COOPERSTOWN – Two weeks before his baseball buddy Richard Faust died, Steve Murfin and his pal were at the annual Baltimore Orioles “Dream Week” in Florida.
“I was talking to my mother on the phone, and I handed the phone to him,” said Murfin. “He told her jokes and made her laugh for 10 minutes, and when she handed the phone back, she said, ‘I love that guy. He’ll never change and that’s great’.”
Faust, 70, who ran the annual Cooperstown tournament for members of the Orioles fantasy camp, died suddenly this past Feb. 27 in Washington D.C.
“He loved Doubleday Field,” said Murfin. “He always wanted his ashes spread here, and although we can’t do that, we’ll have a ceremony for him,” he said. “We loved him, and he loved us.”
COOPERSTOWN – Where some people saw scraps, Jeff Katz and Quinton Hasak saw a fundraising opportunity.
“When the demolition of the third-base bleachers started, the question arose about what we were going to do with them,” said former mayor Jeff Katz, now president of the Friends of Doubleday. “They’re not the original bleachers, but they’re still a thing from the field.”
Someone offered to buy the entire pile for $1,000. “It wasn’t ours to sell, but even so, not for that little,” said Katz. “It’s worth more than fill.”
COOPERSTOWN – A lifelong love for everything baseball.
That’s why a small group of men started the Friends of Doubleday in the early 1990s, according to John Rudy, a retired lawyer and now Cooperstown Baseball B&B proprietor, who was present at the creation.
The story of the Friends’ founding began in the summer of 1985 when Rudy, still practicing law in New York City, and 30 other men from all over the country enrolled in a fantasy baseball camp in Cooperstown. This was long before companies like DraftKings came to be, where you could get your fantasy baseball fix from the comfort of your own home. Fantasy baseball camp gave players that exhilarating rush of playing that magnificent old ball game.
“We got our own teams and uniforms. We stayed at The Otesaga. And we all got to play on teams with these former Major League players for three days on Doubleday Field,” he said. “It was incredible.”
Rudy didn’t go to the 1986 camp, but he enrolled in the 1987 one with 50 other guys.
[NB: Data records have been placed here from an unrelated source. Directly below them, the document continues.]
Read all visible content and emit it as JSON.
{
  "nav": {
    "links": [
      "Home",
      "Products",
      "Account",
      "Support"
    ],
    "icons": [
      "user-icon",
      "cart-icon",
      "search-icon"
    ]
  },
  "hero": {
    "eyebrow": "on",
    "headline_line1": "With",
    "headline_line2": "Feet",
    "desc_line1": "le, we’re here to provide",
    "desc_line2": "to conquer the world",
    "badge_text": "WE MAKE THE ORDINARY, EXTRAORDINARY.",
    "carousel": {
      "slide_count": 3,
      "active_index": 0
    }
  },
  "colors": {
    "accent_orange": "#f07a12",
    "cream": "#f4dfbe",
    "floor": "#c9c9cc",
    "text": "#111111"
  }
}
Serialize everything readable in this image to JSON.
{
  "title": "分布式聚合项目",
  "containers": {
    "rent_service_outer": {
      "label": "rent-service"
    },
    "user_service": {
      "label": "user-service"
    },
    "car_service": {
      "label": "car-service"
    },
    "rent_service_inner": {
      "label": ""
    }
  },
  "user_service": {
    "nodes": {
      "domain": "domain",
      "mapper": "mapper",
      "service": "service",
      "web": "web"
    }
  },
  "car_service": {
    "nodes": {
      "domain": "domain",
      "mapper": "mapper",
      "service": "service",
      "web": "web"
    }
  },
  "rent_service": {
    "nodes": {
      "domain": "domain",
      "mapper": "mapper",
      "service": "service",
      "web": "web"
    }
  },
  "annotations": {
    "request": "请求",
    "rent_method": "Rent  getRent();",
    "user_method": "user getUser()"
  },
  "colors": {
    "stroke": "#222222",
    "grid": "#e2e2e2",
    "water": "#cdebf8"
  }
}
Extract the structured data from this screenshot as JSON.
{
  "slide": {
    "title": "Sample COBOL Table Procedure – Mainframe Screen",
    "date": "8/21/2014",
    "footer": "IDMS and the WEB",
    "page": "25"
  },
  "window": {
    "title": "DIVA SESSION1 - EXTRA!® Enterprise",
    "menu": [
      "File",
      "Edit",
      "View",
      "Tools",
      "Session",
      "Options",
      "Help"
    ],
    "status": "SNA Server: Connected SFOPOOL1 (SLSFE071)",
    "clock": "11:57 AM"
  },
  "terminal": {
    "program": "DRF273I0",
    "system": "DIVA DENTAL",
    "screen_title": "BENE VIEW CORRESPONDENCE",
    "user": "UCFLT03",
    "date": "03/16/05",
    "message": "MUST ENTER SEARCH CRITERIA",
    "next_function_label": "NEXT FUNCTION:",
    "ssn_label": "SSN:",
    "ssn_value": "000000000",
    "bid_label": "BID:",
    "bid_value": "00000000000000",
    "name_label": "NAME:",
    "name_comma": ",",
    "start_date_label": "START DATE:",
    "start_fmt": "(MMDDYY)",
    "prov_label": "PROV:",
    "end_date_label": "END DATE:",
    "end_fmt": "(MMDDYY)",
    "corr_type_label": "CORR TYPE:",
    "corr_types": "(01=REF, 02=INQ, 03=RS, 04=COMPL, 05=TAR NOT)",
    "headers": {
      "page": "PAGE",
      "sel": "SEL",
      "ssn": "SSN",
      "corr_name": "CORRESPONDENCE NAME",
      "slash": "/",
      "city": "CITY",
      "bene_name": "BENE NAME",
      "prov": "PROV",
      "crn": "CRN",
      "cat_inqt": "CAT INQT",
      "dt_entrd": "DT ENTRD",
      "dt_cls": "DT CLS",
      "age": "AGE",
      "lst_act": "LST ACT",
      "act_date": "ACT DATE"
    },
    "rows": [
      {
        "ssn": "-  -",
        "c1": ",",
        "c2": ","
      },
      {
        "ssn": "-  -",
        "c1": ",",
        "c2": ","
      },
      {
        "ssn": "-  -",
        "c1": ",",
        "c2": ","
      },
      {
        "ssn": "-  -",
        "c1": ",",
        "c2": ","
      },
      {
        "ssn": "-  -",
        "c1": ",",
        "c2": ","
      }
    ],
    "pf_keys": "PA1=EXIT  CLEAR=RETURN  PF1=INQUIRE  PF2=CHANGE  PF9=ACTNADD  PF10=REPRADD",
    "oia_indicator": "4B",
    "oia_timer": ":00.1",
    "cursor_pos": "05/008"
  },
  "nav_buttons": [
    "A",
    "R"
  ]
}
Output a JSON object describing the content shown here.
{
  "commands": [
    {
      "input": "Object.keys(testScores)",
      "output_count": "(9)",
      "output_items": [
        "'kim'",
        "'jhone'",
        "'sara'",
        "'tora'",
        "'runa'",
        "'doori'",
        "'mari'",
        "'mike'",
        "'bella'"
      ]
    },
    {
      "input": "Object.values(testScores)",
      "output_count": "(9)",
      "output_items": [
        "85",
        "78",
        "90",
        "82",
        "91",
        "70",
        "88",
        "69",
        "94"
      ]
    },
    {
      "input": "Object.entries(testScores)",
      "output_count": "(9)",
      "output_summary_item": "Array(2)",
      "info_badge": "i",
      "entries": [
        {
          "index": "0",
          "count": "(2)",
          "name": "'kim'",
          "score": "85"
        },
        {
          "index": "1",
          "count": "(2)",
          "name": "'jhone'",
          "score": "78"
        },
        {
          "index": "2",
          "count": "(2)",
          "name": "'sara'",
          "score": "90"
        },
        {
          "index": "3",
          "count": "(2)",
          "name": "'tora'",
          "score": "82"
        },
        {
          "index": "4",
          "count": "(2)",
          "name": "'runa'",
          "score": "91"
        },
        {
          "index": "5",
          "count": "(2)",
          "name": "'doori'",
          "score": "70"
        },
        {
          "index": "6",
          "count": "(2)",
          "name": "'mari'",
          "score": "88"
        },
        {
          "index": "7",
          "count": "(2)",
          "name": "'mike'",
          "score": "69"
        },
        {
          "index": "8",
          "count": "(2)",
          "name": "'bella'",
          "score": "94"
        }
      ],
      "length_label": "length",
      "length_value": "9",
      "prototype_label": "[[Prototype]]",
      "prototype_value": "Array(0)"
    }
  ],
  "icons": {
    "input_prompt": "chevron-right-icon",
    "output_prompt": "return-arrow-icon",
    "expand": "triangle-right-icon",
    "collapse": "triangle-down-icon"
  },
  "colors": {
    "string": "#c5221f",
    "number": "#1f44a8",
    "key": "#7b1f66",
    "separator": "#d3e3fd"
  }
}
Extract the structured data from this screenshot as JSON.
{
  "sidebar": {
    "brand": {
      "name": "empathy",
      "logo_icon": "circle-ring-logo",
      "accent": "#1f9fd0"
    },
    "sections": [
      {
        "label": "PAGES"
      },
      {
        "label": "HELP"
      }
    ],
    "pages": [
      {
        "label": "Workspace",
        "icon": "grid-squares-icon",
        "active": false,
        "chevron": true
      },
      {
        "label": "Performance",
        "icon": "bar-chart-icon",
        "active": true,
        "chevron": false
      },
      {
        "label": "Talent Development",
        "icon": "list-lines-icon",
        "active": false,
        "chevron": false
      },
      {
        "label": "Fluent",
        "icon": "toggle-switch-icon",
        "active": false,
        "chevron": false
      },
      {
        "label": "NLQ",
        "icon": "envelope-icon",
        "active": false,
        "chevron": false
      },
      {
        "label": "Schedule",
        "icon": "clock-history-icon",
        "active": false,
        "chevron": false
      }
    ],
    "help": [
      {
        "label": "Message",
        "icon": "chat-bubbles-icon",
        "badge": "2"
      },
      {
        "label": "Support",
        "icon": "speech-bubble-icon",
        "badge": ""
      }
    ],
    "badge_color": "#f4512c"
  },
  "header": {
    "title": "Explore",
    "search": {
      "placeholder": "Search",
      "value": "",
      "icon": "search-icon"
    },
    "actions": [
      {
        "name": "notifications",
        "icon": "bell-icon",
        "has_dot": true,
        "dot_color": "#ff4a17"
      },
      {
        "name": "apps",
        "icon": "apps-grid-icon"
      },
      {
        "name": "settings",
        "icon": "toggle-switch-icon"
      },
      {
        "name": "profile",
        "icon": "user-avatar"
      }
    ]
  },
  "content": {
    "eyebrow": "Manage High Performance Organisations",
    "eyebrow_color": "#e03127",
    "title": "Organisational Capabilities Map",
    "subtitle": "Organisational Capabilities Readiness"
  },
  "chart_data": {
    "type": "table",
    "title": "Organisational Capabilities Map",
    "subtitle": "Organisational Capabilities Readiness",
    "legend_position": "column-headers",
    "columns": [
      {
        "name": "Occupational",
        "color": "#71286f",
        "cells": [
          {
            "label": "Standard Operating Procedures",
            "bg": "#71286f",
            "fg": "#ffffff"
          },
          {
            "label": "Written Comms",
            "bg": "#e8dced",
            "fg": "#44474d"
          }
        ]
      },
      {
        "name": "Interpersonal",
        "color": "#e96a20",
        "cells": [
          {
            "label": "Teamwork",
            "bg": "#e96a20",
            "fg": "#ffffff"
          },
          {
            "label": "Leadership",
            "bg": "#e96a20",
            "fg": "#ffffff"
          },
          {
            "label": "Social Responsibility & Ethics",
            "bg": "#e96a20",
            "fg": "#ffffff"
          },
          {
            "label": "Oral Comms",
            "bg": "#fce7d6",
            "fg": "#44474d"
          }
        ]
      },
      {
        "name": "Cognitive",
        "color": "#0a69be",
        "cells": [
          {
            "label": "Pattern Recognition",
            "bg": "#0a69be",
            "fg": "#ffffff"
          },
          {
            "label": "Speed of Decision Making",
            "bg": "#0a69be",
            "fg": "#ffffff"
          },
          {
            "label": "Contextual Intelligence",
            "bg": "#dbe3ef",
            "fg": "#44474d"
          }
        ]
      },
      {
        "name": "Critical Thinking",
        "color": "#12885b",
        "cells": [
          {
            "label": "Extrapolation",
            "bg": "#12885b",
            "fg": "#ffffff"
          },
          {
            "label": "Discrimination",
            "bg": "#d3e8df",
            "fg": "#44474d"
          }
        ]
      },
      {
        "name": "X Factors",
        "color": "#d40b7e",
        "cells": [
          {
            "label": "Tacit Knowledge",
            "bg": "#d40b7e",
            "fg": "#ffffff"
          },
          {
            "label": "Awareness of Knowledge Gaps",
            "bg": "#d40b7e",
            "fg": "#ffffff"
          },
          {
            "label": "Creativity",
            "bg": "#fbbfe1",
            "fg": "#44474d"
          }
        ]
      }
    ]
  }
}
That summer, though, things went awry.
COOPERSTOWN – If you’ve ever dreamed of setting foot on historic Doubleday Field, Jeff Katz and the Friends of Doubleday can make that happen.
“People always want to get on the field,” he said. “There’s lots of signage telling people the story of Doubleday, but it doesn’t get them out there.”
The Friends of Doubleday – Katz is president – have begun offering tours 8-9 a.m. every Wednesday and Thursday to take fans through the grandstand, into the dugout and onto the historic field, where they can take pictures or take a run around the bases.
COOPERSTOWN – Future brides, if you dreamed of taking your vows overlooking Doubleday Field and dancing in air-conditioned comfort until the sun comes up, set those dreams aside.
A picnic might be more like it, Mayor Ellen Tillapaugh Kuch suggested this evening at a public hearing on $5.8 million in improvements to Doubleday scheduled to begin this spring.
Plans for a two-story building on the third-base line have been scaled back from a venue for weddings and celebrations to a more modest pavilion that echoes the architecture of the historic 1939 grandstand, the mayor told 30 attendees at the second of two public hearings in the Village Hall Ballroom.
The original plan, with its elegant glassed in reception area, was set aside in the back and forth between the village and the state Office of Parks, Recreation & Historic Preservation, the mayor said. “We’re really excited about it,” she added.
Granted, from the time the first grant for the project was announced on May 21, 2018, the mayor had predicted the final design would be much different, and it is.